The drops were seen in most major countries in the world with one peculiar exception; there was actually an 88% increase in enquiries from Russia.

The figures that Hopper have would seem to match those of Spanish travel research company ForwardKeys and British tour operator Responsible Travel, which have recorded 22% decreases in inquiries about US holidays following the appointment of President Trump.

ForwardKeys CEO Olivier Jager says that the data suggests the Trump travel Ban has caused a significant drop in the amount of people looking to travel to the USA and it’s had an immediate effect on travel in the future, which is bad news for the American economy.

Even though it’s bad news for the US, it could be good news for Spain. While the US welcomes a wide range of tourists, many of the people travelling to the country are looking to hit Florida for plenty of sun, sea, and sand. If they don’t find the USA as appealing as they did before, thenSpain could easily become a great replacement as it offers families the same great weather and beaches they would get from the States, along with much more.

Monday, 20 March 2017

Data from Notary Reveals Spanish Property Prices Increased 5.67% in 2016

Data from Notary Reveals Spanish Property Prices Increased 5.67% in 2016

Spend enough time on the internet and you’ll be able to find some headline, statistic, or opinion that matches any kind of preconceived notion you might have. The Spanish property market is no exception.
Spanish Property continues to sell and increase from previous years
Several media outlets are all too happy to keep painting their picture of grim desperation. One source even tried to claim that Spanish property prices are in the middle of an alarming freefall.

It’s quite easy to debunk these stories, mostly because every respected economist and analyst in the country has examples of reliable data showing that property prices continue to increase across the country following 2014, when they hit rock bottom.

The actual figures might differ between establishments such as the Deutsche Bank to the National Statistics Institute, the trend is clear and unchanging; prices are on the rise, and have been so for three years now.

The latest figures published this week by the Spanish Notaries Association further confirms the trend, as it shows the average price per square metre in Spain increased 5.67% during 2016 compared to 2015.

The notary data shows that foreign interest was as strong as ever in Spain during 2016, as 13.25% of all homes sold in Spain were sold to non-Spaniards. In terms of real data, this is around 53,000 homes; 19% of which were sold to British buyers.

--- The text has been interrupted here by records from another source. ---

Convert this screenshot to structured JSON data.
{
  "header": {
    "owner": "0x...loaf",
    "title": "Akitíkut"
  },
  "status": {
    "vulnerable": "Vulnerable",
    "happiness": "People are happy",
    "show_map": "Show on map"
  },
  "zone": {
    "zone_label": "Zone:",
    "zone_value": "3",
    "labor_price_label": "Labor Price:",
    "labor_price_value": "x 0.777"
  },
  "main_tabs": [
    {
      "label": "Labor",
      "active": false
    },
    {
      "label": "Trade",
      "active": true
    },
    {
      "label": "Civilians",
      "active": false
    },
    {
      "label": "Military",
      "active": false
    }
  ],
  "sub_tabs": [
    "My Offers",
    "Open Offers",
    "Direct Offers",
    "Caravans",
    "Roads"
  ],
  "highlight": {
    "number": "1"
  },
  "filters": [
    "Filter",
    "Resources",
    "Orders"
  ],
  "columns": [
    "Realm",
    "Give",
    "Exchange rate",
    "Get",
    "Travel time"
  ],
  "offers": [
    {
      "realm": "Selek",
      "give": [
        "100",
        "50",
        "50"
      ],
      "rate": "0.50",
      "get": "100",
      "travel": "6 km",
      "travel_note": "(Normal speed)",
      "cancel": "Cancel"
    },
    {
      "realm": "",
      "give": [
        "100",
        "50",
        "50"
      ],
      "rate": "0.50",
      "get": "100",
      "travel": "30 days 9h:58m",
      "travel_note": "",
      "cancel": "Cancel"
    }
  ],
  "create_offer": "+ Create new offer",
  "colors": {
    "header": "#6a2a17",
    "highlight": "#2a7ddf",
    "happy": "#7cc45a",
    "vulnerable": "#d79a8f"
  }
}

This means that Brits are responsible for 2.5% of every homesold in Spain in 2016; double the amount of properties purchased by the Germans; who are the second-strongest foreign market.